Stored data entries
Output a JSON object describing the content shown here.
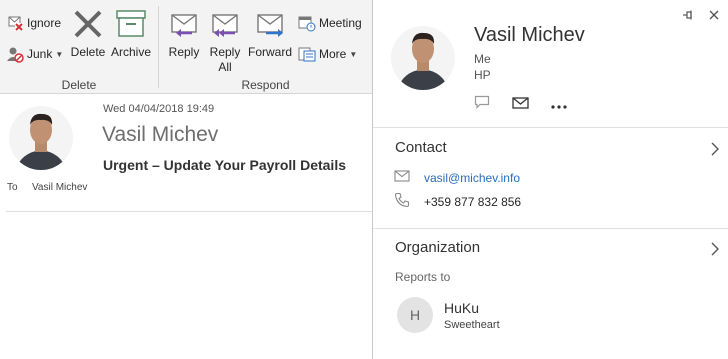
{
  "ribbon": {
    "ignore_label": "Ignore",
    "junk_label": "Junk",
    "delete_label": "Delete",
    "archive_label": "Archive",
    "reply_label": "Reply",
    "reply_all_line1": "Reply",
    "reply_all_line2": "All",
    "forward_label": "Forward",
    "meeting_label": "Meeting",
    "more_label": "More",
    "delete_group_label": "Delete",
    "respond_group_label": "Respond"
  },
  "message": {
    "date": "Wed 04/04/2018 19:49",
    "sender": "Vasil Michev",
    "subject": "Urgent – Update Your Payroll Details",
    "to_label": "To",
    "to_value": "Vasil Michev"
  },
  "card": {
    "name": "Vasil Michev",
    "line1": "Me",
    "line2": "HP",
    "contact_title": "Contact",
    "email": "vasil@michev.info",
    "phone": "+359 877 832 856",
    "organization_title": "Organization",
    "reports_to_label": "Reports to",
    "manager_initial": "H",
    "manager_name": "HuKu",
    "manager_title": "Sweetheart"
  },
  "colors": {
    "ribbon_bg": "#f3f3f3",
    "link": "#2b6cb8",
    "reply_arrow": "#7b4fb2",
    "forward_arrow": "#2e75c9",
    "ignore_red": "#d13438"
  }
}
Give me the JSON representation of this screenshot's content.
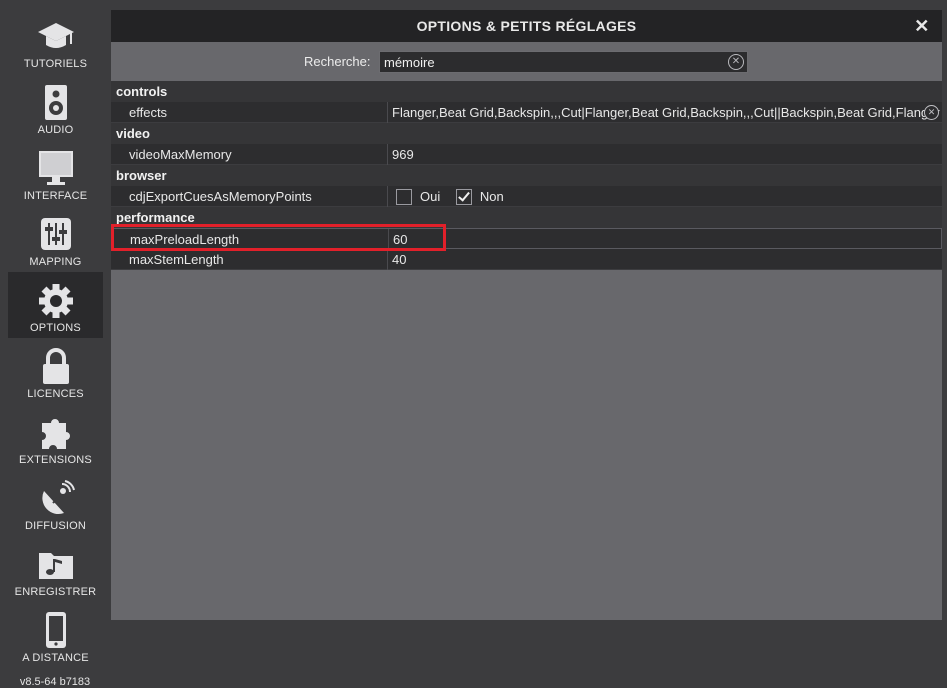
{
  "sidebar": {
    "items": [
      {
        "label": "TUTORIELS",
        "icon": "graduation-cap-icon"
      },
      {
        "label": "AUDIO",
        "icon": "speaker-icon"
      },
      {
        "label": "INTERFACE",
        "icon": "monitor-icon"
      },
      {
        "label": "MAPPING",
        "icon": "sliders-icon"
      },
      {
        "label": "OPTIONS",
        "icon": "gear-icon"
      },
      {
        "label": "LICENCES",
        "icon": "lock-icon"
      },
      {
        "label": "EXTENSIONS",
        "icon": "puzzle-icon"
      },
      {
        "label": "DIFFUSION",
        "icon": "satellite-dish-icon"
      },
      {
        "label": "ENREGISTRER",
        "icon": "music-folder-icon"
      },
      {
        "label": "A DISTANCE",
        "icon": "smartphone-icon"
      }
    ],
    "active": "OPTIONS",
    "version": "v8.5-64 b7183"
  },
  "dialog": {
    "title": "OPTIONS & PETITS RÉGLAGES",
    "close": "✕"
  },
  "search": {
    "label": "Recherche:",
    "value": "mémoire"
  },
  "categories": [
    {
      "name": "controls",
      "options": [
        {
          "name": "effects",
          "value": "Flanger,Beat Grid,Backspin,,,Cut|Flanger,Beat Grid,Backspin,,,Cut||Backspin,Beat Grid,Flanger"
        }
      ]
    },
    {
      "name": "video",
      "options": [
        {
          "name": "videoMaxMemory",
          "value": "969"
        }
      ]
    },
    {
      "name": "browser",
      "options": [
        {
          "name": "cdjExportCuesAsMemoryPoints",
          "choice_yes": "Oui",
          "choice_no": "Non",
          "selected": "Non"
        }
      ]
    },
    {
      "name": "performance",
      "options": [
        {
          "name": "maxPreloadLength",
          "value": "60"
        },
        {
          "name": "maxStemLength",
          "value": "40"
        }
      ]
    }
  ],
  "colors": {
    "highlight_box": "#e2202a",
    "background": "#3c3c3e",
    "panel": "#68686c"
  }
}
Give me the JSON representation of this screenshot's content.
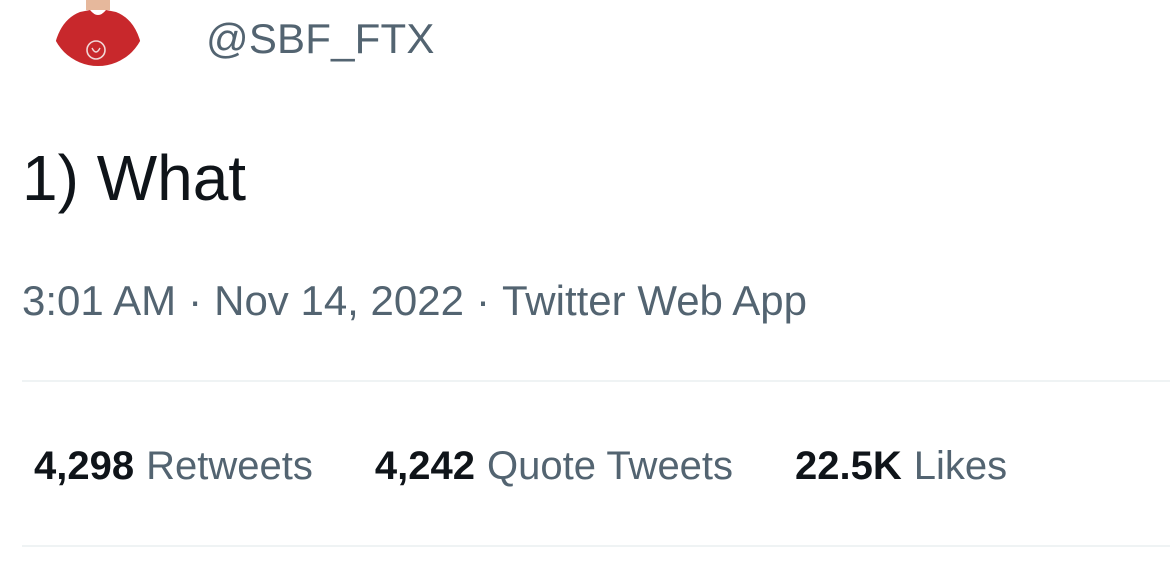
{
  "tweet": {
    "handle": "@SBF_FTX",
    "text": "1) What",
    "time": "3:01 AM",
    "date": "Nov 14, 2022",
    "source": "Twitter Web App",
    "separator": "·"
  },
  "stats": [
    {
      "value": "4,298",
      "label": "Retweets"
    },
    {
      "value": "4,242",
      "label": "Quote Tweets"
    },
    {
      "value": "22.5K",
      "label": "Likes"
    }
  ],
  "colors": {
    "text_primary": "#0f1419",
    "text_secondary": "#536471",
    "divider": "#eff3f4",
    "avatar_shirt": "#c8282c"
  },
  "icons": {
    "avatar": "profile-avatar"
  }
}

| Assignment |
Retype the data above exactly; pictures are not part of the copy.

| Written solution |
Output a JSON object describing the content shown here.
{
  "ribbon": {
    "ignore_label": "Ignore",
    "junk_label": "Junk",
    "delete_label": "Delete",
    "archive_label": "Archive",
    "reply_label": "Reply",
    "reply_all_line1": "Reply",
    "reply_all_line2": "All",
    "forward_label": "Forward",
    "meeting_label": "Meeting",
    "more_label": "More",
    "delete_group_label": "Delete",
    "respond_group_label": "Respond"
  },
  "message": {
    "date": "Wed 04/04/2018 19:49",
    "sender": "Vasil Michev",
    "subject": "Urgent – Update Your Payroll Details",
    "to_label": "To",
    "to_value": "Vasil Michev"
  },
  "card": {
    "name": "Vasil Michev",
    "line1": "Me",
    "line2": "HP",
    "contact_title": "Contact",
    "email": "vasil@michev.info",
    "phone": "+359 877 832 856",
    "organization_title": "Organization",
    "reports_to_label": "Reports to",
    "manager_initial": "H",
    "manager_name": "HuKu",
    "manager_title": "Sweetheart"
  },
  "colors": {
    "ribbon_bg": "#f3f3f3",
    "link": "#2b6cb8",
    "reply_arrow": "#7b4fb2",
    "forward_arrow": "#2e75c9",
    "ignore_red": "#d13438"
  }
}
Give me the JSON representation of this screenshot's content.
{
  "sidebar": {
    "items": [
      {
        "label": "TUTORIELS",
        "icon": "graduation-cap-icon"
      },
      {
        "label": "AUDIO",
        "icon": "speaker-icon"
      },
      {
        "label": "INTERFACE",
        "icon": "monitor-icon"
      },
      {
        "label": "MAPPING",
        "icon": "sliders-icon"
      },
      {
        "label": "OPTIONS",
        "icon": "gear-icon"
      },
      {
        "label": "LICENCES",
        "icon": "lock-icon"
      },
      {
        "label": "EXTENSIONS",
        "icon": "puzzle-icon"
      },
      {
        "label": "DIFFUSION",
        "icon": "satellite-dish-icon"
      },
      {
        "label": "ENREGISTRER",
        "icon": "music-folder-icon"
      },
      {
        "label": "A DISTANCE",
        "icon": "smartphone-icon"
      }
    ],
    "active": "OPTIONS",
    "version": "v8.5-64 b7183"
  },
  "dialog": {
    "title": "OPTIONS & PETITS RÉGLAGES",
    "close": "✕"
  },
  "search": {
    "label": "Recherche:",
    "value": "mémoire"
  },
  "categories": [
    {
      "name": "controls",
      "options": [
        {
          "name": "effects",
          "value": "Flanger,Beat Grid,Backspin,,,Cut|Flanger,Beat Grid,Backspin,,,Cut||Backspin,Beat Grid,Flanger"
        }
      ]
    },
    {
      "name": "video",
      "options": [
        {
          "name": "videoMaxMemory",
          "value": "969"
        }
      ]
    },
    {
      "name": "browser",
      "options": [
        {
          "name": "cdjExportCuesAsMemoryPoints",
          "choice_yes": "Oui",
          "choice_no": "Non",
          "selected": "Non"
        }
      ]
    },
    {
      "name": "performance",
      "options": [
        {
          "name": "maxPreloadLength",
          "value": "60"
        },
        {
          "name": "maxStemLength",
          "value": "40"
        }
      ]
    }
  ],
  "colors": {
    "highlight_box": "#e2202a",
    "background": "#3c3c3e",
    "panel": "#68686c"
  }
}
Give me the JSON representation of this screenshot's content.
{
  "tweet": {
    "handle": "@SBF_FTX",
    "text": "1) What",
    "time": "3:01 AM",
    "date": "Nov 14, 2022",
    "source": "Twitter Web App",
    "separator": "·"
  },
  "stats": [
    {
      "value": "4,298",
      "label": "Retweets"
    },
    {
      "value": "4,242",
      "label": "Quote Tweets"
    },
    {
      "value": "22.5K",
      "label": "Likes"
    }
  ],
  "colors": {
    "text_primary": "#0f1419",
    "text_secondary": "#536471",
    "divider": "#eff3f4",
    "avatar_shirt": "#c8282c"
  },
  "icons": {
    "avatar": "profile-avatar"
  }
}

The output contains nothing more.